Tuesday, April 8, 2008
Still Feel Gone (Record #76)
This series is a continuation/"simulcast" of a series I do on Facebook about my mathematically determined Top 100 Records.
STILL FEEL GONE
Rock Pile, 1991
No Depression is the watershed Uncle Tupelo record, but that’s because of what it represents, not what it is. That record slams out of the gate with some fantastic songs—“Graveyard Shift,” “That Year,” “Before I Break”--but its second half is as weak as you’d expect from a record made by 19-year-olds. Do you ever listen to “John Hardy” or “So-Called Friend”? I don’t.
That’s not to say that Still Feel Gone is consistent, although its lows aren’t quite as low as No Depression’s. Jeff Tweedy’s songs remain sub-par for the most part, with the exception of the opening “Gun,” a Replacements-style barn-burner that’s the first perfect song Tweedy ever wrote. But “Watch Me Fall” shuffles its way nowhere, and “If That’s Alright” dies on the runway. “Nothing” fares a little better, although it’s attitude rather than skill that makes it worthwhile.
No, this is still Jay Farrar’s show, and Farrar’s big revelation is that he could write beer-weepers like “Still Be Around” just as well as he could write punk-screechers like “Postcard”--maybe even better. “Still Be Around” is a classic, a distillation of everything Farrar does right. He’s always had one of the best voices in both rock and country music, aged well before its time by cigarettes and whiskey, and hitting all the wrong notes in all the right places. This song beats the hell out of anything on No Depression, tossing out references to “Whiskey Bottle” just so we know he knows this is better.
The twin cousin to “Still Be Around” is “True to Life,” in which Farrar updates and reifies “Factory Belt” as a late-‘70s Springsteen anthem. It starts off slow. “I can only sing it loud. I always try to sing it clear,” he says, and then the other shoe falls with the beat: “What the hell are we all doing here?” It’s really a continuation of No Depression’s “Factory Belt,” with the angry guitars replaced by resignation and harmonica.
The band was still living in Belleville, Illinois, at this time, that remnant of the Rust Belt filled with dying car and beer factories, and Farrar’s dissatisfaction with the town bleeds through every note he sings.
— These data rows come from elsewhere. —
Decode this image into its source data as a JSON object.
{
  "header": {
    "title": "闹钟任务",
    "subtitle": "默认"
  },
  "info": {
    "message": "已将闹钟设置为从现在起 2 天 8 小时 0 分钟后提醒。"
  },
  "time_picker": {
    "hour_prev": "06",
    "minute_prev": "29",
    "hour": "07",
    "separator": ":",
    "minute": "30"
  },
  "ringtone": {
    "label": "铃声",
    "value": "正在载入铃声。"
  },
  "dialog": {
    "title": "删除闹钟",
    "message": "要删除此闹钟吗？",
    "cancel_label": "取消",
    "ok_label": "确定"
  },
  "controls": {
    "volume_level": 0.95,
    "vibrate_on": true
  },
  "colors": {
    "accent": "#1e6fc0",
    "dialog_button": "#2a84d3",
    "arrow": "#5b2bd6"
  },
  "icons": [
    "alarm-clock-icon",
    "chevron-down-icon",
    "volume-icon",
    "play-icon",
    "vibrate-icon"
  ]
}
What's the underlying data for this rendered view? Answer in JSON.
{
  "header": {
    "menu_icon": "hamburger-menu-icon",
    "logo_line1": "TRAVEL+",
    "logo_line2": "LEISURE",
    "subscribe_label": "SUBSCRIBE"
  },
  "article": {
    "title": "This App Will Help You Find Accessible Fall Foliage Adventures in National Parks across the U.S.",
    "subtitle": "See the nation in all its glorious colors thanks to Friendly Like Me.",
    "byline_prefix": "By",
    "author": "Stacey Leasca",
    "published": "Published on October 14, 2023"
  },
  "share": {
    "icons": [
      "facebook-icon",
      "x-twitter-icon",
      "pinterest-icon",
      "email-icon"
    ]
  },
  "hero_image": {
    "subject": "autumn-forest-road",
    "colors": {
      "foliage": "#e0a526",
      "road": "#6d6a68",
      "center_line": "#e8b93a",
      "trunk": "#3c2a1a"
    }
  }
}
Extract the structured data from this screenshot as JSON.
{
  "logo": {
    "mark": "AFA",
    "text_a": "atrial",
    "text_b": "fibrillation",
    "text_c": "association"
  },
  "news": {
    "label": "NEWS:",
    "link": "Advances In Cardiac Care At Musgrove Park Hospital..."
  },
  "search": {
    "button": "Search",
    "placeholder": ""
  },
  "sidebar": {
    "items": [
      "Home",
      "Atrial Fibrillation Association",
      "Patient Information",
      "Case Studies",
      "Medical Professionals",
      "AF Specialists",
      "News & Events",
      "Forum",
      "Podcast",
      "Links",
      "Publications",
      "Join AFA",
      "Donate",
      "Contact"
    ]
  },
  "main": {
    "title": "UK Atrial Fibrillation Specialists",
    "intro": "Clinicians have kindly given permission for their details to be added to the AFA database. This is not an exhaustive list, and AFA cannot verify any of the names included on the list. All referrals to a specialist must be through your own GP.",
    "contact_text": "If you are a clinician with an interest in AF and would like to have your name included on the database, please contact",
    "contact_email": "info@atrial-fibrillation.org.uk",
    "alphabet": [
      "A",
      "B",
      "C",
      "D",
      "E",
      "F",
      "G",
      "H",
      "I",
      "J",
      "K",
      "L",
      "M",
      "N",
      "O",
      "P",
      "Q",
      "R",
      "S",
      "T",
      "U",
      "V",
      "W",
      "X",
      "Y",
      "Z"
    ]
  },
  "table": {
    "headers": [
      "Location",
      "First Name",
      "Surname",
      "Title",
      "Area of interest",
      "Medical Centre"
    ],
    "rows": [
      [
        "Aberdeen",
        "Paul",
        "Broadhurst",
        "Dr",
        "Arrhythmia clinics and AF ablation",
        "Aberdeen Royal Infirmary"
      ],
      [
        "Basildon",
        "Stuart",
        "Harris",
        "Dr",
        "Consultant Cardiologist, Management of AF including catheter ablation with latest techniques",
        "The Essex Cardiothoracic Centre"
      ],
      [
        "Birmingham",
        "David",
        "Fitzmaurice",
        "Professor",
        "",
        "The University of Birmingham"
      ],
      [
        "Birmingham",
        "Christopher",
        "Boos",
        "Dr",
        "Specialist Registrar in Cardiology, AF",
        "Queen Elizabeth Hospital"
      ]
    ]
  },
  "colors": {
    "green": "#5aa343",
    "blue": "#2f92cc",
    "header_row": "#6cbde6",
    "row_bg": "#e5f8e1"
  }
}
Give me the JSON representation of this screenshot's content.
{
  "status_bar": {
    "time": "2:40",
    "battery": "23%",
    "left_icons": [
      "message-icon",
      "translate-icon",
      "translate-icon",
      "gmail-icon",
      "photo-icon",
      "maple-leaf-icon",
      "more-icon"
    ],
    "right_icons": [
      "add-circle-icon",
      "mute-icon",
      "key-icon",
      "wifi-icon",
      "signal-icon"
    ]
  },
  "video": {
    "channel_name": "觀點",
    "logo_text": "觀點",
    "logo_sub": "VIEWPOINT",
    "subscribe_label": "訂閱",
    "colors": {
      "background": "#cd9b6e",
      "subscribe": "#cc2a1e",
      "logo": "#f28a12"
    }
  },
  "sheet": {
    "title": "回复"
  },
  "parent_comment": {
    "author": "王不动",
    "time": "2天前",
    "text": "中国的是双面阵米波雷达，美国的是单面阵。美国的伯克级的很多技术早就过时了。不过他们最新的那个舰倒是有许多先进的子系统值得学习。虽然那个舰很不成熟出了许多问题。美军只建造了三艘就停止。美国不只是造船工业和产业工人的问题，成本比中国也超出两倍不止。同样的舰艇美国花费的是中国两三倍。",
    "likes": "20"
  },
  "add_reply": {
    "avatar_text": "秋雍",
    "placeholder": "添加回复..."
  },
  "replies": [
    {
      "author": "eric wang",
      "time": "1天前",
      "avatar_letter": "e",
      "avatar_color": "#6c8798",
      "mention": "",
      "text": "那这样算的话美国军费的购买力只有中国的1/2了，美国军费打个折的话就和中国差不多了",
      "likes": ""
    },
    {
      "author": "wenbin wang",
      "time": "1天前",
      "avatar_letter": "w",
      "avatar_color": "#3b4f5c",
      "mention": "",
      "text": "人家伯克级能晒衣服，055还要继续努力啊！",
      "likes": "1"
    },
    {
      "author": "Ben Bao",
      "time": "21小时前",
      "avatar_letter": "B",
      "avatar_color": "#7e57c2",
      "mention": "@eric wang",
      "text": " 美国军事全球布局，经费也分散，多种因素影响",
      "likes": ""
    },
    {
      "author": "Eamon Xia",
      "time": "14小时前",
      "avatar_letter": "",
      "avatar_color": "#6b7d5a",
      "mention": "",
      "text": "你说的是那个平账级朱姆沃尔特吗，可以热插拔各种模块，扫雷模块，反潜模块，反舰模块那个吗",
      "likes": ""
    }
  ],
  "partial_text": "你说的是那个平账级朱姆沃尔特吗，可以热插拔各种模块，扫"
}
The one-two explosion of “Punch Drunk” and “Postcard” provide a slice of life in future ghost towns. “Everybody’s just spending his time just building and making / Someday, someone will say, ‘For what?’” he rages in the former--Farrar would never write another song this violent--before following it up in the latter with, “Nothing here to stand on.”
Even the song titles reflect the pain he feels for the broken-down blue-collars around him. There’s “Looking for a Way Out” (“You spent your whole life in this county / Never been out of state”), and there’s “Discarded” (“So goddamned hard to make it work / No easy way out of this one”). Farrar was working in his parents’ used bookstore at the time, and so he probably didn’t have first-hand experience in the beer factory, but he’s genuine and believable when he sings about this stuff.
Uncle Tupelo wouldn’t be in Belleville much longer--they’d move to St. Louis sometime between March 16-20, 1992 and Anodyne--and coincidentally or not, their music calmed down when they left. Something about the town itself seems to have turned them into the Minutemen, and while Still Feel Gone has its country elements, they’re less present than on No Depression, and certainly less so than on their next two records. Protest songs are easier when your guitars turn into razorblades, I suppose.
And so it is that Still Feel Gone is without a doubt the band’s most conventionally angry record--when it’s not out-and-out raging at George H.W. Bush and trickle-down economics, it’s in despair, the other side of anger. Uncle Tupelo (and for that matter, Son Volt and Wilco) would make better records, but never one this righteously indignant, this fed-up.
STILL FEEL GONE SONG-BY-SONG
Looking for a Way Out ****
Fall Down Easy ****
Still Be Around *****
Watch Me Fall ***
Punch Drunk ****
D. Boon ***
True to Life *****
Cold Shoulder ***
If That’s Alright ***